#2. Stomach acid helps you obtain proper nutrients.

A large role of stomach acid is to break down food once it enters the stomach. When broken down the right way, essential proteins and minerals interact with the body in ways that ensure proper absorption of the nutrients you need for optimal function. When stomach acid levels are severely diminished, you no longer benefit from this efficient breakdown. You may experience deficiencies of vitamins like B12 and D because you don’t have enough stomach acid.

#3. Stomach acid can keep your memory sharp.

According to research published in The Journal of the American Medical Association, vitamin B12—which isn’t properly absorbed when stomach acid is kept low—is instrumental for brain health and well-being. Who found that acid-reducing drugs were considered to be “significantly associated” with a vitamin B12 deficiency. This vitamin is essential for fighting everything from memory loss to depression.

#4. Stomach acid helps prevent gastritis and gas build-up.

Contrary to the popular belief that stomach acid drugs prevent gastritis, the opposite is true: taking drugs that block stomach acid has been known to cause gastritis (i.e., stomach irritation). Furthermore, without proper stomach acid levels, harmful bacteria can enter your intestines and cause you to experience a great deal of delayed gas build-up.

#5. Stomach acid reduces reflux, heartburn, and indigestion.

Another common myth is that stomach acid is the enemy because it causes heartburn and other similar problems. In reality, too little stomach acid—not too much—is wreaking havoc on your body’s natural mechanisms and causing these aggravating issues.

Fixing the problem

Remember, by suppressing stomach acid levels; you’re allowing bad bacteria to gain control, diminishing vitamin and mineral absorption and irritating your stomach. Is it any wonder that continuing to do this is only fueling a digestive problem rather than fixing it?

Experts suggest a range of options that can help you get to the root of your acid reflux issues without turning to acid-blocking drugs.

First, be sure to keep your weight in check.
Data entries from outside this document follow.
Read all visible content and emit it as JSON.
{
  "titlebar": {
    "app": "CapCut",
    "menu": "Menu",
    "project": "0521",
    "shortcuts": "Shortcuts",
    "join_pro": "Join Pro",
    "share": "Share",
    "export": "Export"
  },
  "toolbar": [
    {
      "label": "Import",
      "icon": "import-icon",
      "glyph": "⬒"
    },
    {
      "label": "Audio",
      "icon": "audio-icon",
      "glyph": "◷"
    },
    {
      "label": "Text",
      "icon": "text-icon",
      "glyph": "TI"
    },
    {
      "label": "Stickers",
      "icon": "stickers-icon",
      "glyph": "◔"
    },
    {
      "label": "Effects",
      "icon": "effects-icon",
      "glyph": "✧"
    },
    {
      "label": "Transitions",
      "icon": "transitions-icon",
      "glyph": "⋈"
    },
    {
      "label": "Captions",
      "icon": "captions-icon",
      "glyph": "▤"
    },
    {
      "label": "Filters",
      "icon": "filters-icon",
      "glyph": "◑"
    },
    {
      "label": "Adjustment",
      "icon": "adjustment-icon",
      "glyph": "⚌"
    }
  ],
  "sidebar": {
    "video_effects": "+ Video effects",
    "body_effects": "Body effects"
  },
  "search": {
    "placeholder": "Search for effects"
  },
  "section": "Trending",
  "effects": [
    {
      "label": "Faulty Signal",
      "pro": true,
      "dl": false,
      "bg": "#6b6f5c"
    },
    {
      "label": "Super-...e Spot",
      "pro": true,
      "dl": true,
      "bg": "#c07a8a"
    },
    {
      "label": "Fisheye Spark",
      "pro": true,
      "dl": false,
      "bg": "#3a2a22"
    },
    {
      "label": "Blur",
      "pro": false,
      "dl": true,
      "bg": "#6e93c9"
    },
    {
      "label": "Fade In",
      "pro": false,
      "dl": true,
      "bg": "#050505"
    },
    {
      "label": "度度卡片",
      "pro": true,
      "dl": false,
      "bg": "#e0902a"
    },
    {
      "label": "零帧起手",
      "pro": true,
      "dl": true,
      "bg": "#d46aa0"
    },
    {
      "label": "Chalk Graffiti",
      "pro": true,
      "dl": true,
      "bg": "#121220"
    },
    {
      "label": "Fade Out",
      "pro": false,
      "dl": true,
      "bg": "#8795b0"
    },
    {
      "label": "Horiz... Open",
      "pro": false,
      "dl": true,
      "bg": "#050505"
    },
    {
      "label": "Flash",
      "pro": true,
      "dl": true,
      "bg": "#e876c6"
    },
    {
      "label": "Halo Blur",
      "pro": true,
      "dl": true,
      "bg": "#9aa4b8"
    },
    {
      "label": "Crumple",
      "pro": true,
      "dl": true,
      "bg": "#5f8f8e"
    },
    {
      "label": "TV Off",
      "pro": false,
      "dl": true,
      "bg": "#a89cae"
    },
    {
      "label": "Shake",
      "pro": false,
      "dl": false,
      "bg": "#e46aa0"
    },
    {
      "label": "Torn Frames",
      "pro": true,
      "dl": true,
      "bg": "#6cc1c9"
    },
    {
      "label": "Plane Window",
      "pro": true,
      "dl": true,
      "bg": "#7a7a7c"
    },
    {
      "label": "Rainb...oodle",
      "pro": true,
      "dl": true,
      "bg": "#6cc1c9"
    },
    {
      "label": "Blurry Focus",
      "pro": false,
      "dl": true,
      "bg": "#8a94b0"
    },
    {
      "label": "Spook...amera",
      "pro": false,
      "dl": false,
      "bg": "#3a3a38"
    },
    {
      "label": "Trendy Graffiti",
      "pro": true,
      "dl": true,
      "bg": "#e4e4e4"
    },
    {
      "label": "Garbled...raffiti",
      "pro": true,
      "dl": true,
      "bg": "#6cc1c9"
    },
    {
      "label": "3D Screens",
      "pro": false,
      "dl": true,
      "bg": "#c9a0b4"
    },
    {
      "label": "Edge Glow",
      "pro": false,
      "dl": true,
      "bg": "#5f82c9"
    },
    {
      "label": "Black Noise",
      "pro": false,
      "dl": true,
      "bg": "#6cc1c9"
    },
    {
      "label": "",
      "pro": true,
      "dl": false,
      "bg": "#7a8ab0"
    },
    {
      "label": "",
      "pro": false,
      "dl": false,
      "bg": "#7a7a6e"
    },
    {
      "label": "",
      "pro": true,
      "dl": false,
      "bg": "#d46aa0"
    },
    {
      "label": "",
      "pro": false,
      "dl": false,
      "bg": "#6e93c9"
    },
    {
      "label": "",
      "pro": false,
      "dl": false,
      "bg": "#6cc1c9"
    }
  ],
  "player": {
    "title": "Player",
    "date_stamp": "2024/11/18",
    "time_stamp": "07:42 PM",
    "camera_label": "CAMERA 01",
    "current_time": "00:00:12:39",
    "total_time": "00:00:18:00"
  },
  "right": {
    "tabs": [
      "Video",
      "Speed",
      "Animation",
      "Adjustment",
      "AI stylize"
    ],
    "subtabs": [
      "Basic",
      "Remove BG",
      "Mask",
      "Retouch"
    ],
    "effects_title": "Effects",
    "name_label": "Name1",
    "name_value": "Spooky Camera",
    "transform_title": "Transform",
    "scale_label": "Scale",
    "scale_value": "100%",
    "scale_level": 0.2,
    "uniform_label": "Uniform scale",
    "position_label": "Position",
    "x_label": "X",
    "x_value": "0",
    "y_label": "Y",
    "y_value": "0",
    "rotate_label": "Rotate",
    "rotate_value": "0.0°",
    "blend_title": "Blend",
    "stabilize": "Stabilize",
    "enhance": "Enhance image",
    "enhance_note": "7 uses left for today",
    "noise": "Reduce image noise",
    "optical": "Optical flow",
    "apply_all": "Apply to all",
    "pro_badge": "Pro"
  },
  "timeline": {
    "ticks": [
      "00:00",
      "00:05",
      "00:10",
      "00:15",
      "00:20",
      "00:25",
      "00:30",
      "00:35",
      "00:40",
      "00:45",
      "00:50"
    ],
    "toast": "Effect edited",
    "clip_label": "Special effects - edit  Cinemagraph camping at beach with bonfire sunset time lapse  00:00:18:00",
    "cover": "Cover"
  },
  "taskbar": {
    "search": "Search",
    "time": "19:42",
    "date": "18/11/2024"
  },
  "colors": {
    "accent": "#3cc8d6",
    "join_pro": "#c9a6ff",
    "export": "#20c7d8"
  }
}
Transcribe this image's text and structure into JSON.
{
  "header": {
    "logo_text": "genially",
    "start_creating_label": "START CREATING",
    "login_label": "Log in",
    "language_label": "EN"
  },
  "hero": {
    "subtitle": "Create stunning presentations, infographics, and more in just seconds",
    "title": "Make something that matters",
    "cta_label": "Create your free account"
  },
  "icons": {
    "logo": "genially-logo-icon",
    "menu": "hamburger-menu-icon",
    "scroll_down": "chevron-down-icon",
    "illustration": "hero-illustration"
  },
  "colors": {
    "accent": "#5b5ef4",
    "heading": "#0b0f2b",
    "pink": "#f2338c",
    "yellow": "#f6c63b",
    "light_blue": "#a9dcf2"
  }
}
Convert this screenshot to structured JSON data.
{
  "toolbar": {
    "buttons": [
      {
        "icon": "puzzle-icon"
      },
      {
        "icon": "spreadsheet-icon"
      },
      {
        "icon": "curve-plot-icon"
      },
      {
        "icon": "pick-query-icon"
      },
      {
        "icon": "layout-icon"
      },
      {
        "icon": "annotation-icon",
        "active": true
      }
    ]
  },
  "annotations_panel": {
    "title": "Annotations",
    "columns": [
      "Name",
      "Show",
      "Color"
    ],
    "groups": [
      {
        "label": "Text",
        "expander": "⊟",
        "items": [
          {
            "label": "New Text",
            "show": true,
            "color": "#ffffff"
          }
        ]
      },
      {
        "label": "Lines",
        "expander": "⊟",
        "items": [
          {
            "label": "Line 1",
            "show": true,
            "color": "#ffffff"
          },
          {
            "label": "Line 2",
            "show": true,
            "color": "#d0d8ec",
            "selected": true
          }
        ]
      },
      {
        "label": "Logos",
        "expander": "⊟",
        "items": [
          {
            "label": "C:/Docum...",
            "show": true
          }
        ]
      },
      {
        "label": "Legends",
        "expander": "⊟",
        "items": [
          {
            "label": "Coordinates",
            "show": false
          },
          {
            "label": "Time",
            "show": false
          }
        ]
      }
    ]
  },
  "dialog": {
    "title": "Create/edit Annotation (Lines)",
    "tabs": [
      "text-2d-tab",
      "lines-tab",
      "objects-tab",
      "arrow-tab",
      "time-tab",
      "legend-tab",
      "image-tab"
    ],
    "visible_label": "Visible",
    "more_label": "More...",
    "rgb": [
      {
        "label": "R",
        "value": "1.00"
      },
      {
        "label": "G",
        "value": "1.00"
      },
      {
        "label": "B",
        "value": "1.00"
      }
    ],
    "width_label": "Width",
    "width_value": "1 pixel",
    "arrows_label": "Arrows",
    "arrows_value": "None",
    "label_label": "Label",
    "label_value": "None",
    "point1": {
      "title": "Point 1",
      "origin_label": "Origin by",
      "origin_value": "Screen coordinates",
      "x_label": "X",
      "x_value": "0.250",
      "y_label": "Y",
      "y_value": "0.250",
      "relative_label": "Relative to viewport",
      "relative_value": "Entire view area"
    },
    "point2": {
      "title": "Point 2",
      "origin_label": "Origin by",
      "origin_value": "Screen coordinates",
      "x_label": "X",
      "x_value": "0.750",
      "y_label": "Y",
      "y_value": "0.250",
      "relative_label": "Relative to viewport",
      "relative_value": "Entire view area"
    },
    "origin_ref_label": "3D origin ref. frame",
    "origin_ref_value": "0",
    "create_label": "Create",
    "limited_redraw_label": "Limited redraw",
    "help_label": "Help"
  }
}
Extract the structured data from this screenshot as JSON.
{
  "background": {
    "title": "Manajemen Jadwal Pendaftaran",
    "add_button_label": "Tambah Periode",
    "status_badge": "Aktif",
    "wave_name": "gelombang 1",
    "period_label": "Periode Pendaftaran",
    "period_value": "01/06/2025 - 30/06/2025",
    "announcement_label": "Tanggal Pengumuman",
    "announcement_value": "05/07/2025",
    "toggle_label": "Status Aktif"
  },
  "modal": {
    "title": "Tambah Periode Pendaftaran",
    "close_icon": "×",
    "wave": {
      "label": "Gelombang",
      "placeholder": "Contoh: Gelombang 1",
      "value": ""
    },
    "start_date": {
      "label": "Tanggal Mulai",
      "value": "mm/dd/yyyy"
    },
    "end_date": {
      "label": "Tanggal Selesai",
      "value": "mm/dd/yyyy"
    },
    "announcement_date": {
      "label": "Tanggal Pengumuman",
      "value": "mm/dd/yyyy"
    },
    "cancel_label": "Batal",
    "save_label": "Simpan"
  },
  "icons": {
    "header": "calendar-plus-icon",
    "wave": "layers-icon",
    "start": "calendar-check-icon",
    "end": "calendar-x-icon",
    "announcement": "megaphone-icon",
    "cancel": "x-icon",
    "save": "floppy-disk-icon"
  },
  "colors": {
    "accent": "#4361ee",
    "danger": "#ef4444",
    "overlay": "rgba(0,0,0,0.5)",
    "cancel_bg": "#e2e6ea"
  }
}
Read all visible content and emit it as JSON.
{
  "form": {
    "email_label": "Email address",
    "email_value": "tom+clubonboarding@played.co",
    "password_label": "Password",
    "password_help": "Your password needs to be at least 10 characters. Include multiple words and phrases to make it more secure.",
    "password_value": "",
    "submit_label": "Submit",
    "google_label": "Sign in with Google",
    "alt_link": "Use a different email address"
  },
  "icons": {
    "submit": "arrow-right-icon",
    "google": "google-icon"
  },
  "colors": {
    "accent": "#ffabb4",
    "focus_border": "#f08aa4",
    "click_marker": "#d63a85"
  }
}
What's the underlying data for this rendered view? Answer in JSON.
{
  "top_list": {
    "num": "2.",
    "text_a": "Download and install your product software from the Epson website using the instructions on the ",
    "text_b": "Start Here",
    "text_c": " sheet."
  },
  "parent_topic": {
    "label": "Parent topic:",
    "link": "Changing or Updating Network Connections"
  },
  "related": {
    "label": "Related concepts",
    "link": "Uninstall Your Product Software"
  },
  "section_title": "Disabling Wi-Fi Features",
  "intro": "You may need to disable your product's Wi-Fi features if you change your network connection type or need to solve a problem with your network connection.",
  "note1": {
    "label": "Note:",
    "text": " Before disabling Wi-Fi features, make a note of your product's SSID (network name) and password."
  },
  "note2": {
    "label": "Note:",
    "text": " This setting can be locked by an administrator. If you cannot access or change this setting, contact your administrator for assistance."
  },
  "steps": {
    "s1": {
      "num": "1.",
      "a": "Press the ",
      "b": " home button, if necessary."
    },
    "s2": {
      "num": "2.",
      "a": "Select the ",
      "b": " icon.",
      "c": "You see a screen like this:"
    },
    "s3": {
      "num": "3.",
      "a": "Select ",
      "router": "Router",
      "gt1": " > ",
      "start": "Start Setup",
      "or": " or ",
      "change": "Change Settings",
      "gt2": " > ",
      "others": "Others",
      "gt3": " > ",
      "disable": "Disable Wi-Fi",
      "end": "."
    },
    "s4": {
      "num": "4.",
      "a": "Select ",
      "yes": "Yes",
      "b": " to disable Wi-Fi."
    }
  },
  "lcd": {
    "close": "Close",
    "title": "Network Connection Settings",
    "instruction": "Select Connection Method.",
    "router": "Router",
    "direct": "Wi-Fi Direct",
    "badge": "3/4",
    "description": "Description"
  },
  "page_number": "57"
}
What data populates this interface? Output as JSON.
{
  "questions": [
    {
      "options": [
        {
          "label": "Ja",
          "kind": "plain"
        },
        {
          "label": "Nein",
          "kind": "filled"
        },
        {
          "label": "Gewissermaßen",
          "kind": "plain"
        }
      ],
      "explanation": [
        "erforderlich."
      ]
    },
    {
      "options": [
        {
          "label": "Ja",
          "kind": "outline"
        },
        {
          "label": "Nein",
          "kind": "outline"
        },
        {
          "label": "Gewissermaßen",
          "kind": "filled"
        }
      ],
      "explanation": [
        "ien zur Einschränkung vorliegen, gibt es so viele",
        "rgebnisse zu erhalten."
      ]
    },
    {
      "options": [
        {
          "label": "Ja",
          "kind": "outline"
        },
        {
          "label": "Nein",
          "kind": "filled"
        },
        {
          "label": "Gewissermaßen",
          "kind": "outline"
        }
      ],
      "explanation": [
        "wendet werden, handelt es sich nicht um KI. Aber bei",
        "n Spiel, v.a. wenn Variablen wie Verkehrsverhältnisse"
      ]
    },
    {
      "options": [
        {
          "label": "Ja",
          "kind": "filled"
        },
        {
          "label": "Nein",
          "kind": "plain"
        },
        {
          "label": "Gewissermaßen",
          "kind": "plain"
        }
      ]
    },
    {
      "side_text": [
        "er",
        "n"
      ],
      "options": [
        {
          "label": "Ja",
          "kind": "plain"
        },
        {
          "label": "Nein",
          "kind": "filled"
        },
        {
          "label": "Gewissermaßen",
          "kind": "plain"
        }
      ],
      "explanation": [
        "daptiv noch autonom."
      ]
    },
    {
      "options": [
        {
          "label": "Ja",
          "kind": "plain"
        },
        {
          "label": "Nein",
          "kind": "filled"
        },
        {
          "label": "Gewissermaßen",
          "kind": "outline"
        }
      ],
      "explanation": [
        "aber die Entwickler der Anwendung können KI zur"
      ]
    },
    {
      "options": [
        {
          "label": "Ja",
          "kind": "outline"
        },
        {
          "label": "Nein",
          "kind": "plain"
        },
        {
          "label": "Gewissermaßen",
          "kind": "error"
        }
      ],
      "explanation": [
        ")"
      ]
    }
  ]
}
Excess weight can put pressure on your abdomen and result in that uncomfortable acid sensation. Meanwhile, elevating the head of your bed around six to eight inches can help stop acid from moving back into your esophagus as you sleep.

Be sure to also rule out other health concerns before jumping on the antacid bandwagon; gallstones, heart disease, and even esophageal cancer may be causing your symptoms as with any health concerns you may have, make sure to speak to a medical professional to fully assess the situation and take a course of action that fully addresses your needs.